Come join us for the fourth and final installment of our discussion series, CUNITY Conversations!

CUNITY Conversations is a discussion series designed to create discussion around a particular topic. It is an informal time to get together, hang out, and talk about a relevant social justice issue.

The next installment of the CUNITY Conversation series is Wednesday, April 1, from 1-2:45 pm, in the Community Room, 3/116.

Bring your lunch and join us for snacks plus great conversation discussing Allie Robbin’s article, “Toxic Sweatshops: Regulating the Import of Hazardous Electronics.”

The article discusses the rise in consumer use of personal electronic devices and how it has led to a boom in electronics manufacturing worldwide. Along with the expansion of production have come serious questions about the safety of production processes, as large numbers of workers and their children have become seriously ill. This article proposes that the United States, as a leading importer of electronic devices and components, create an Electronics Import Safety Commission to make sure that both workers and consumers are safe. This commission, modeled after the Consumer Protection Safety Commission, would monitor and regulate electronics manufacturing and would enhance transparency and accountability throughout the supply chain.

Join the dicussion on Twitter and Facebook on the hashtag #cunityconvo.

New Board Members Announced

Congratulations to the 2015 – 2016 CUNY Law Review Board!

Samuel Bruce
Elizabeth Vulaj
Digital Articles Editors

Hoda Mitwally
Executive Articles Editor

Jonathan Cantarero
Serena Newell
Chloe Serinsky
Notes & Comments Editors

Aubree D’Alfonso
Alanna Sakovits
Public Interest Practitioner Section (PIPS) Editors

Leonard Leveille
Special Events Editor

Jacqueline Meese
AJ Wipfler
Managing Articles Editors

Tom Power
Managing Editor

Alexandria E. Nedd

Storytelling Guantánamo: Using Creative Advocacy & Lawyering to Challenge Dominant Political and Media Narratives


CUNY Law Review, in collaboration with the Center for Constitutional Rights (CCR), presents:

Omar Farah, Staff Attorney, CCR
Murtaza Hussain, Journalist, The Intercept
Professor Ramzi Kassem, Immigrant & Non-Citizen Rights Clinic
Aliya Hussain, Moderator, Advocacy Program Manager, CCR

Andrew Adams & Syeda Tasnim
Immigrant & Non-Citizen Rights Clinic, Law & Security Docket
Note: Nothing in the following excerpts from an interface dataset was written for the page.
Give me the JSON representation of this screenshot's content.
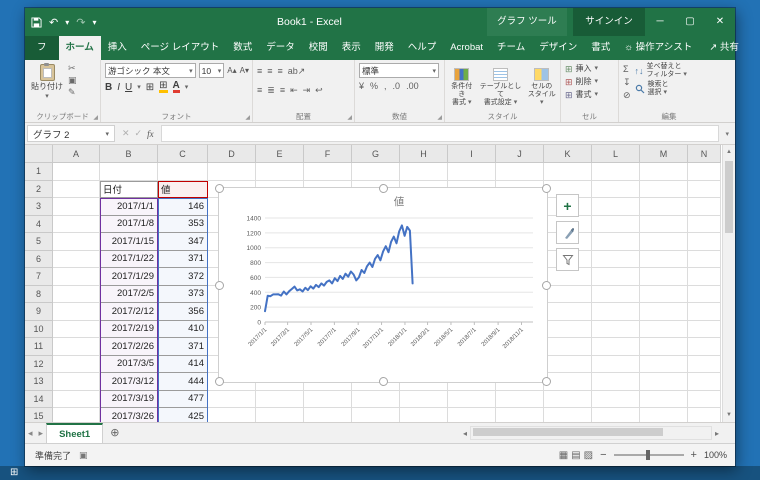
{
  "colors": {
    "excel_green": "#217346",
    "range_categories": "#7030a0",
    "range_values": "#4472c4",
    "range_name": "#c00000",
    "series_line": "#4472c4"
  },
  "titlebar": {
    "title": "Book1  -  Excel",
    "context_title": "グラフ ツール",
    "signin_label": "サインイン"
  },
  "icons": {
    "undo": "↶",
    "redo": "↷",
    "chevron_down": "▾",
    "minimize": "─",
    "maximize": "▢",
    "close": "✕",
    "cut": "✂",
    "copy": "▣",
    "format_painter": "✎",
    "font_increase": "A▴",
    "font_decrease": "A▾",
    "borders": "⊞",
    "align_row1_0": "≡",
    "align_row1_1": "≡",
    "align_row1_2": "≡",
    "align_row1_3": "ab↗",
    "align_row2_0": "≡",
    "align_row2_1": "≣",
    "align_row2_2": "≡",
    "align_row2_3": "⇤",
    "align_row2_4": "⇥",
    "align_row2_5": "↩",
    "currency": "¥",
    "percent": "%",
    "comma": ",",
    "dec_inc": ".0",
    "dec_dec": ".00",
    "sigma": "Σ",
    "fill_down": "↧",
    "clear": "⊘",
    "sort": "↑↓",
    "bulb": "☼",
    "share": "↗",
    "launcher": "◢",
    "sheet_prev": "◂",
    "sheet_next": "▸",
    "add_sheet": "⊕",
    "scroll_up": "▲",
    "scroll_down": "▼",
    "scroll_left": "◂",
    "scroll_right": "▸",
    "view_normal": "▦",
    "view_layout": "▤",
    "view_break": "▨",
    "zoom_out": "−",
    "zoom_in": "+",
    "record_macro": "▣",
    "start": "⊞",
    "chart_add": "+"
  },
  "ribbon_tabs": {
    "file": "ファイル",
    "main": [
      "ホーム",
      "挿入",
      "ページ レイアウト",
      "数式",
      "データ",
      "校閲",
      "表示",
      "開発",
      "ヘルプ",
      "Acrobat",
      "チーム"
    ],
    "contextual": [
      "デザイン",
      "書式"
    ],
    "active": "ホーム",
    "tell_me": "操作アシスト",
    "share": "共有"
  },
  "ribbon": {
    "clipboard": {
      "label": "クリップボード",
      "paste": "貼り付け"
    },
    "font": {
      "label": "フォント",
      "name": "游ゴシック 本文",
      "size": "10",
      "bold": "B",
      "italic": "I",
      "underline": "U"
    },
    "alignment": {
      "label": "配置"
    },
    "number": {
      "label": "数値",
      "format": "標準"
    },
    "styles": {
      "label": "スタイル",
      "conditional_1": "条件付き",
      "conditional_2": "書式",
      "format_table_1": "テーブルとして",
      "format_table_2": "書式設定",
      "cell_styles_1": "セルの",
      "cell_styles_2": "スタイル"
    },
    "cells": {
      "label": "セル",
      "insert": "挿入",
      "delete": "削除",
      "format": "書式"
    },
    "editing": {
      "label": "編集",
      "sort_1": "並べ替えと",
      "sort_2": "フィルター",
      "find_1": "検索と",
      "find_2": "選択"
    }
  },
  "formula_bar": {
    "name_box": "グラフ 2",
    "cancel": "✕",
    "enter": "✓",
    "fx": "fx",
    "value": ""
  },
  "sheet": {
    "columns": [
      "A",
      "B",
      "C",
      "D",
      "E",
      "F",
      "G",
      "H",
      "I",
      "J",
      "K",
      "L",
      "M",
      "N"
    ],
    "row_count": 15,
    "table": {
      "origin": "B2",
      "header": [
        "日付",
        "値"
      ],
      "rows": [
        [
          "2017/1/1",
          "146"
        ],
        [
          "2017/1/8",
          "353"
        ],
        [
          "2017/1/15",
          "347"
        ],
        [
          "2017/1/22",
          "371"
        ],
        [
          "2017/1/29",
          "372"
        ],
        [
          "2017/2/5",
          "373"
        ],
        [
          "2017/2/12",
          "356"
        ],
        [
          "2017/2/19",
          "410"
        ],
        [
          "2017/2/26",
          "371"
        ],
        [
          "2017/3/5",
          "414"
        ],
        [
          "2017/3/12",
          "444"
        ],
        [
          "2017/3/19",
          "477"
        ],
        [
          "2017/3/26",
          "425"
        ]
      ]
    }
  },
  "chart_data": {
    "type": "line",
    "title": "値",
    "x_range": [
      "2017/1/1",
      "2018/12/1"
    ],
    "x_ticks": [
      "2017/1/1",
      "2017/3/1",
      "2017/5/1",
      "2017/7/1",
      "2017/9/1",
      "2017/11/1",
      "2018/1/1",
      "2018/3/1",
      "2018/5/1",
      "2018/7/1",
      "2018/9/1",
      "2018/11/1"
    ],
    "y_ticks": [
      0,
      200,
      400,
      600,
      800,
      1000,
      1200,
      1400
    ],
    "ylim": [
      0,
      1400
    ],
    "grid": true,
    "legend": "none",
    "series": [
      {
        "name": "値",
        "color": "#4472c4",
        "start_date": "2017/1/1",
        "interval_days": 7,
        "values": [
          146,
          353,
          347,
          371,
          372,
          373,
          356,
          410,
          371,
          414,
          444,
          477,
          425,
          440,
          410,
          460,
          430,
          480,
          450,
          500,
          470,
          520,
          490,
          540,
          560,
          520,
          590,
          550,
          620,
          580,
          650,
          610,
          680,
          640,
          560,
          600,
          700,
          660,
          750,
          800,
          740,
          850,
          900,
          830,
          950,
          1020,
          940,
          1080,
          1150,
          1060,
          1220,
          1300,
          1160,
          1280,
          1230,
          520
        ]
      }
    ]
  },
  "sheet_bar": {
    "active_tab": "Sheet1"
  },
  "status_bar": {
    "ready": "準備完了",
    "zoom_level": "100%"
  }
}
6PM, TUESDAY, MARCH 10, 2015
Reception at 6pm, panel begins at 6:30pm
CUNY School of Law, Community Room, 3/116
2 Court Square
Long Island City, 11101

Please register at: